As organizations search for new ways to deliver solutions and increase customer satisfaction, many have turned to the discipline of IT service design. But still, many organizations haven’t made the transformation yet—big mistake! Don’t take our word for it; hear what the experts have to say about what exactly service design is, and why it is so important to the success of the company:
What is service design?
“The objective of ITIL Service Design is to design new IT services. The scope of Service Design includes the design of new services, as well as changes and improvements to existing ones… Service Design identifies service requirements and devises new service offerings as well as changes and improvements to existing ones.” – IT Infrastructure Library
“Service design is sometimes easiest to grasp when contrasted with product design. Product designers create tangible things such as bikes, cars, coffee machines, MP3 players, and laptops. Service designers create intangible experiences, such as the series of interactions that you have as you book a flight, pay a bill, get a driver’s license, or visit a doctor. Service designers also design the behind-the-scenes activities that enable those experiences to be delivered as planned.” – Kristina Dervojeda, et. al., Design for Innovation: Service design as a means to advance business models
“Service design applies design methods and craft to the definition and orchestration of service experiences.
Service design examines the operations, culture, and structure of an organization for impact on service experience.” – Jamin Hegeman, 5 Things I Wish I Knew: A Service Design Journey
“Service design is a relatively new discipline that asks some fundamental questions: What should the customer experience be like? What should the employee experience be like? How does a company remain true to its brand, to its core business assets and stay relevant to customers? It has grown as our economies have moved from being primarily manufacturing based to service based, and as our world becomes increasingly complex, networked, and interconnected via technology. It uses design methodologies, but applies new, heuristic design tools to develop service models that delight both users and employees who deliver services.” – James Rock, managing director and chief business designer for Cultivar Consulting Limited

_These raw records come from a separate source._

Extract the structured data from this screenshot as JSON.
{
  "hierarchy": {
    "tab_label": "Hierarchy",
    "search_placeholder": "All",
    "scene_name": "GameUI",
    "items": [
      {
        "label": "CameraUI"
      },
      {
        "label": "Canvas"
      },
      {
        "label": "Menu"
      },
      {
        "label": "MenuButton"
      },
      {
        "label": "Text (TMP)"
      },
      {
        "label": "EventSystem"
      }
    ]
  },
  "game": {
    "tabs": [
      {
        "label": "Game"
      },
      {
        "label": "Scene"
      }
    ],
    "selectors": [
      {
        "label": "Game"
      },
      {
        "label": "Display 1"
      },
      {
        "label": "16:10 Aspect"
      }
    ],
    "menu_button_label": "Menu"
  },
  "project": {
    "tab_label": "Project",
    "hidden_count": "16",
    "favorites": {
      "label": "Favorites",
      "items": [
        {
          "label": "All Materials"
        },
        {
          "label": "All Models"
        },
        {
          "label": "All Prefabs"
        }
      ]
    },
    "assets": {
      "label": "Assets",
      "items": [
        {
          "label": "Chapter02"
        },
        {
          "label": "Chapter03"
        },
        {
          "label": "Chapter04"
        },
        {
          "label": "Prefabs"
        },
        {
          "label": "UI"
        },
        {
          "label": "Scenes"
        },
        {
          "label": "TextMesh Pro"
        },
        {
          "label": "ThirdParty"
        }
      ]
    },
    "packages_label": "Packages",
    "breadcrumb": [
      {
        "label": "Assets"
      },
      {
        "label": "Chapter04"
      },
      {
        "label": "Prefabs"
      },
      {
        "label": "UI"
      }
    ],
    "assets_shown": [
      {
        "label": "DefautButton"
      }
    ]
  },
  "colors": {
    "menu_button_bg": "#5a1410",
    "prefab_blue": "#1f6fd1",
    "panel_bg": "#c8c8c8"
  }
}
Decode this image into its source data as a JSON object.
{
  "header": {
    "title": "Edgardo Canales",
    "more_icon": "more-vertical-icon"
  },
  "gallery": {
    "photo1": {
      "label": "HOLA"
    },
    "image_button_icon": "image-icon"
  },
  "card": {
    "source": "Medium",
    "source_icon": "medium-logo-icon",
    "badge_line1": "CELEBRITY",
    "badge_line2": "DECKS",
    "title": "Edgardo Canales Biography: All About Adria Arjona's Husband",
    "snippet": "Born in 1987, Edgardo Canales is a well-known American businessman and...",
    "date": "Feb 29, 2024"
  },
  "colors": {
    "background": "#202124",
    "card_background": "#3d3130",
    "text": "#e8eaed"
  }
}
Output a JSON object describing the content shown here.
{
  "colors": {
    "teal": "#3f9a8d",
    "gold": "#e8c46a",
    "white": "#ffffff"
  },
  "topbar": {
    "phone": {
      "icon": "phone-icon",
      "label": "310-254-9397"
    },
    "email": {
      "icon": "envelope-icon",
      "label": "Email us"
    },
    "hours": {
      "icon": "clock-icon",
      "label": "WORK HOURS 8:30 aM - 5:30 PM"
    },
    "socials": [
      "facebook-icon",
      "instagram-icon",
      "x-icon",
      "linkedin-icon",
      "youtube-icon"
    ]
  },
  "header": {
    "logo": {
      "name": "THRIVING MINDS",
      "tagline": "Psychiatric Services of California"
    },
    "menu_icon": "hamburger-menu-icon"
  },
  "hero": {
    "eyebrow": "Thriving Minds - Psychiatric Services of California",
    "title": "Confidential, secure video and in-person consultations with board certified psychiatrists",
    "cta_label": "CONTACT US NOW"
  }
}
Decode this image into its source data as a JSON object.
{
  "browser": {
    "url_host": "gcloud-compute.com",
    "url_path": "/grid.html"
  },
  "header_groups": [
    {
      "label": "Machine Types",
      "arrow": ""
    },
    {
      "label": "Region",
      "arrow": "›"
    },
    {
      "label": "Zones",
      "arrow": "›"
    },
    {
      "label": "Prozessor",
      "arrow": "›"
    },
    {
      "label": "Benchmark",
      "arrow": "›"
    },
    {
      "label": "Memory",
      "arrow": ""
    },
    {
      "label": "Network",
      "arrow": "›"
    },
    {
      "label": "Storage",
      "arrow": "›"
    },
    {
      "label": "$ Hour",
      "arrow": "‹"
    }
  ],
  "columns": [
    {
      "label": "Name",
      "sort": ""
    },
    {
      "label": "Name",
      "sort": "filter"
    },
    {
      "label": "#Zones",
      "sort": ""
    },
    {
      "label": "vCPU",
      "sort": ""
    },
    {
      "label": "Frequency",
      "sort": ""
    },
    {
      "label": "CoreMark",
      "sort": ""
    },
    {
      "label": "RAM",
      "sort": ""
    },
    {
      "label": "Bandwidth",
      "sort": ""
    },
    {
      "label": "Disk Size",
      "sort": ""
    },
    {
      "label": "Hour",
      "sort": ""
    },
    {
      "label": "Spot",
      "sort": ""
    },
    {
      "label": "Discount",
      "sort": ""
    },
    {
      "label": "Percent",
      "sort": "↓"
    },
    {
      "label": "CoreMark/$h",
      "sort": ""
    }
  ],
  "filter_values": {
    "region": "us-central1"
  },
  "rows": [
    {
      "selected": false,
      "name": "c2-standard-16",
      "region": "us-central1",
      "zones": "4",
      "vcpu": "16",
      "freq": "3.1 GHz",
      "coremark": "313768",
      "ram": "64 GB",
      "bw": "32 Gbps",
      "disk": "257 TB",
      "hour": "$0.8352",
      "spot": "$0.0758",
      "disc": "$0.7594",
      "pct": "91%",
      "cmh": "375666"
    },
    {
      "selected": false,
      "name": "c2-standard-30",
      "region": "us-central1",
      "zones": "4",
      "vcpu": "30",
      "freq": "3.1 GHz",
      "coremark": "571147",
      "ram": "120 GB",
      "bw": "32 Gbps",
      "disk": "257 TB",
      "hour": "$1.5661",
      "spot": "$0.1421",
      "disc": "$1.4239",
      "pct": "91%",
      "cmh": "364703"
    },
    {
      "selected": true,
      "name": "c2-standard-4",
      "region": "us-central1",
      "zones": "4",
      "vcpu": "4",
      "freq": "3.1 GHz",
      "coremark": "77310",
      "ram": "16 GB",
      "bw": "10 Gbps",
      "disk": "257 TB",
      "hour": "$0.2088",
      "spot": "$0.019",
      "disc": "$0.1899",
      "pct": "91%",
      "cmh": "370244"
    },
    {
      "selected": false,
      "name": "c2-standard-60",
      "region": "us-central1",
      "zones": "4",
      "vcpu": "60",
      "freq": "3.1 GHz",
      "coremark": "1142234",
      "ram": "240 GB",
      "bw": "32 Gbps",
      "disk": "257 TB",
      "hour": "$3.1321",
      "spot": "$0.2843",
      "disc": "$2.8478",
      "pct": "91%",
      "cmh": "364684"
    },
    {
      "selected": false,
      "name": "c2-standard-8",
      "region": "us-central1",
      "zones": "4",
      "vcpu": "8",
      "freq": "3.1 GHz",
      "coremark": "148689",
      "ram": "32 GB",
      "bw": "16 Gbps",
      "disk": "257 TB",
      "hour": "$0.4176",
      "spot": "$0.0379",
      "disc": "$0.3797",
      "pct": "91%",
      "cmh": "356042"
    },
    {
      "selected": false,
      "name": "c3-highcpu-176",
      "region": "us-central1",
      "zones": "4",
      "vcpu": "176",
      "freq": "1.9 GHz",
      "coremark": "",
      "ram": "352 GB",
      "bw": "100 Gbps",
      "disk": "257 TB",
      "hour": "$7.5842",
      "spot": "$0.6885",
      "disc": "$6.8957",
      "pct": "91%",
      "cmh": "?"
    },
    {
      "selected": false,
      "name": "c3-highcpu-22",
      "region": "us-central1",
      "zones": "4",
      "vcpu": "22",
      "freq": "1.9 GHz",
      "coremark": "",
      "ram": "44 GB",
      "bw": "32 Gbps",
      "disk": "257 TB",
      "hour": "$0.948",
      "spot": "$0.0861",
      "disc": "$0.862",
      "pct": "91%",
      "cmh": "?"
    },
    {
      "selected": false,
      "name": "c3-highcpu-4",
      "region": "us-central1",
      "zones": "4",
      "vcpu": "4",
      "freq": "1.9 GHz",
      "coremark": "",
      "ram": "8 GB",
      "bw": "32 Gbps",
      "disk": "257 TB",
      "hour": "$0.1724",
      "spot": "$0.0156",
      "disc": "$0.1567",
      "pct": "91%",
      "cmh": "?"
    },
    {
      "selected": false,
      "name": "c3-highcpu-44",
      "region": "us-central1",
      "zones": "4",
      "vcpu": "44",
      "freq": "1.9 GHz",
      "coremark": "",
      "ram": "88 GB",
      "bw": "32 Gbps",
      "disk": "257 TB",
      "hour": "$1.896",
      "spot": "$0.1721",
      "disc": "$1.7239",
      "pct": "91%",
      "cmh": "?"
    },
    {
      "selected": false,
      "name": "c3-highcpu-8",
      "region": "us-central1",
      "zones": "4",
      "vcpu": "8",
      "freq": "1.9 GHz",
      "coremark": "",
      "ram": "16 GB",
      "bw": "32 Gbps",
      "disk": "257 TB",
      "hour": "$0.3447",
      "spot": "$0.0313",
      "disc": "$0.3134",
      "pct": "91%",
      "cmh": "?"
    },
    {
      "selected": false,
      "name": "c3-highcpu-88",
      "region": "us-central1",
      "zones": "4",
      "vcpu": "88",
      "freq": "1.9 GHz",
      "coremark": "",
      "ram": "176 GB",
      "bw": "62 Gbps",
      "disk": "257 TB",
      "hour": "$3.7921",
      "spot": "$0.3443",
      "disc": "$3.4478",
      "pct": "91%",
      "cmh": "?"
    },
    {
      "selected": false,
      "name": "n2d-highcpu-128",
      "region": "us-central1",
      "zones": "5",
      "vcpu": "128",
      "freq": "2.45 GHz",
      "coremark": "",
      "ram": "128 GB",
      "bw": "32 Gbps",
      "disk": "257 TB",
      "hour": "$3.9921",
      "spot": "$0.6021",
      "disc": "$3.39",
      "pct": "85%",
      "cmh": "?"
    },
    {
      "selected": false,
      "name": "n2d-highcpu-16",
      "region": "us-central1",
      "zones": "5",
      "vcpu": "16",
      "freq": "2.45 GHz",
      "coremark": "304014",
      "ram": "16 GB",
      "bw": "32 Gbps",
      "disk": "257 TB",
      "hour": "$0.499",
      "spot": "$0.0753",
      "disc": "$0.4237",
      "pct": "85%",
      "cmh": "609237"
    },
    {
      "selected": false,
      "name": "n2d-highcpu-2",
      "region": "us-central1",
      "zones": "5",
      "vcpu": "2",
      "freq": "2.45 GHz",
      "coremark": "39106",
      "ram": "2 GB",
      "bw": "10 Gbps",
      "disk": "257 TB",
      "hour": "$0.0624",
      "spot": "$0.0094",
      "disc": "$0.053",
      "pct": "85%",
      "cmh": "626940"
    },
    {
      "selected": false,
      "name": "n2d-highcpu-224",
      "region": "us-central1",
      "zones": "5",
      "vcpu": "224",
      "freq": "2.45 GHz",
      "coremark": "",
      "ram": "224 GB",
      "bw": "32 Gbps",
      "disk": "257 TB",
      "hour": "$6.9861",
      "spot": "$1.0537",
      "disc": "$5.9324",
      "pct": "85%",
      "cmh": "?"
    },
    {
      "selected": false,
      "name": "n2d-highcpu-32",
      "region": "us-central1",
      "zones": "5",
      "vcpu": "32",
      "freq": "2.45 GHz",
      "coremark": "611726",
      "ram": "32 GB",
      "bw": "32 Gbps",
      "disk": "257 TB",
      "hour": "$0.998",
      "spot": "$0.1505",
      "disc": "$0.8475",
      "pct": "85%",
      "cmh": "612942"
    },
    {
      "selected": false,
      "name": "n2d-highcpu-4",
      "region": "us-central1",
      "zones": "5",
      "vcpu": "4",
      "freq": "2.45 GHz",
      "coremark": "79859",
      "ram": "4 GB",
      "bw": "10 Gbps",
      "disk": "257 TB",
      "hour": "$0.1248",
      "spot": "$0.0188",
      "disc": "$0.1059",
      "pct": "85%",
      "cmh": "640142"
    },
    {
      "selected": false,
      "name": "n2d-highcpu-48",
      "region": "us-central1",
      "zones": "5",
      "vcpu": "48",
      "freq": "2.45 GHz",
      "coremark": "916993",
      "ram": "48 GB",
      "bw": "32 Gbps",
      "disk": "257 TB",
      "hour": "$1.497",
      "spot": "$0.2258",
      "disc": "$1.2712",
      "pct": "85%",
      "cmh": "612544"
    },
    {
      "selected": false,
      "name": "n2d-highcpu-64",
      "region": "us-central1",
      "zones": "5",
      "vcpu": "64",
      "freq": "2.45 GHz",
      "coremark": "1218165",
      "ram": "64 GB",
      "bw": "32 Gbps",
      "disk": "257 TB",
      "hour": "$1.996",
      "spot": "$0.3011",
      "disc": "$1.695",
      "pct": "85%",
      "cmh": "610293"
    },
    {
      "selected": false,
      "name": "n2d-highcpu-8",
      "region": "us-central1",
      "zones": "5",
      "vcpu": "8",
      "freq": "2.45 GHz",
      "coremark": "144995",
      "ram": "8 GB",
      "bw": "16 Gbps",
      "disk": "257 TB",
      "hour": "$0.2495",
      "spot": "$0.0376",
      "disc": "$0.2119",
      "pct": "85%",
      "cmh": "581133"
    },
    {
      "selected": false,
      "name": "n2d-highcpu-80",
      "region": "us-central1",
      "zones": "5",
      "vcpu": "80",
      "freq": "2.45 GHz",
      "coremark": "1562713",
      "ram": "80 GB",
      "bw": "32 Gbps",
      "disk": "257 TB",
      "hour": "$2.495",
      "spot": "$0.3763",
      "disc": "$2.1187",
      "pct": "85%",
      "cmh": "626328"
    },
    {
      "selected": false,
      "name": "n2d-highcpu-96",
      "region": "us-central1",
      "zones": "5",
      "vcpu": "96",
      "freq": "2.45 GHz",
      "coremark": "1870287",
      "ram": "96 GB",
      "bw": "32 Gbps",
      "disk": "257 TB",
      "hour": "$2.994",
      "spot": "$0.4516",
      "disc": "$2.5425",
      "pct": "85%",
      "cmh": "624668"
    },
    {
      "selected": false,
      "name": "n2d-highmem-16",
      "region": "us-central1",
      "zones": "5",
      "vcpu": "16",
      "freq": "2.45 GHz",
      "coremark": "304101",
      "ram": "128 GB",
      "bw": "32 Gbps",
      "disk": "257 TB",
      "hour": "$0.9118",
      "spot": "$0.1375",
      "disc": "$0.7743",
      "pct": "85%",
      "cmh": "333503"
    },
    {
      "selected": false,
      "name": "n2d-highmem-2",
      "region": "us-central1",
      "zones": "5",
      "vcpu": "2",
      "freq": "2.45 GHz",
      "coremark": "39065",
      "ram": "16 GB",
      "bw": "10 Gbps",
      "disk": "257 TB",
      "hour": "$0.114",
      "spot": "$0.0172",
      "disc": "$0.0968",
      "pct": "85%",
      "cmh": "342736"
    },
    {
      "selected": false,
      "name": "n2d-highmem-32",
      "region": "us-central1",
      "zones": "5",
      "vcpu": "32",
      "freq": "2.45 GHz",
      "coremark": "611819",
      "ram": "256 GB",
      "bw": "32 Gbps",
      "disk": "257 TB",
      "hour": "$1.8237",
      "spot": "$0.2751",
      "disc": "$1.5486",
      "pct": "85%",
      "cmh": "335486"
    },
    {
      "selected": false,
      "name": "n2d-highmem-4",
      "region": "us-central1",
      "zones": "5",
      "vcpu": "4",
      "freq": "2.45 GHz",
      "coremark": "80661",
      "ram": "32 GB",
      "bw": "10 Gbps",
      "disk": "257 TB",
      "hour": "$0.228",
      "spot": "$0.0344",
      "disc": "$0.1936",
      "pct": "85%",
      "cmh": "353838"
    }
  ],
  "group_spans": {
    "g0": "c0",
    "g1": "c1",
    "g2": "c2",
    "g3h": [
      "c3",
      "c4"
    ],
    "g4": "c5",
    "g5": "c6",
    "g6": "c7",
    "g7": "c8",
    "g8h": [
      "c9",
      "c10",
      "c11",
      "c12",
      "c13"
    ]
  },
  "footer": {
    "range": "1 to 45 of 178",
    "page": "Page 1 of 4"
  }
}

Why is service design so important?
“A positive customer experience doesn’t happen by chance. It must be designed.” – Jin Zwicky, VP Group Customer Experience, OCBC Bank
“No consumers ever buys a product. Consumers buy what products provide.” – Peter Drucker, business and management specialist
“There’s been a lot of focus on product innovation over the years, but very little discussion or thought on innovation in the service sector – despite the vast growth of that part of our economy.” – John Byrne, editor-in-chief Fast Company magazine
“Mobile behaviors and user expectations for an engaging digital experience are changing. People now desire a more intuitive and meaningful interaction from both brands and their services. That’s why we put them at the center of what we do.” – Kristina Dervojeda, et. al., Design for Innovation: Service design as a means to advance business models
“Service design is underused by many of the companies all around the world. Services are a growth area but service design is often poorly planned. A perfect statistic that illustrates this reality, is that 80% of companies think they offer a superior service, yet only 8% of their customers agree.” – Nelly Trakidou, Service Designer and blogger
“Customers are… becoming more demanding so it is… very important that… service organizations develop highly responsive service recovery processes. In the rapidly growing world of social media, customers are becoming more vocal and very quick to complain about poor service to thousands of friends and followers on Facebook and Twitter. This “word of mouth” effect is playing a bigger and bigger role in brand marketing campaigns. So I think it’s only natural that organizations recognize they need to constantly improve and reinvent the way [services are] delivered to make sure they delight rather than disappoint customers. – James Rock, managing director and chief business designer for Cultivar Consulting Limited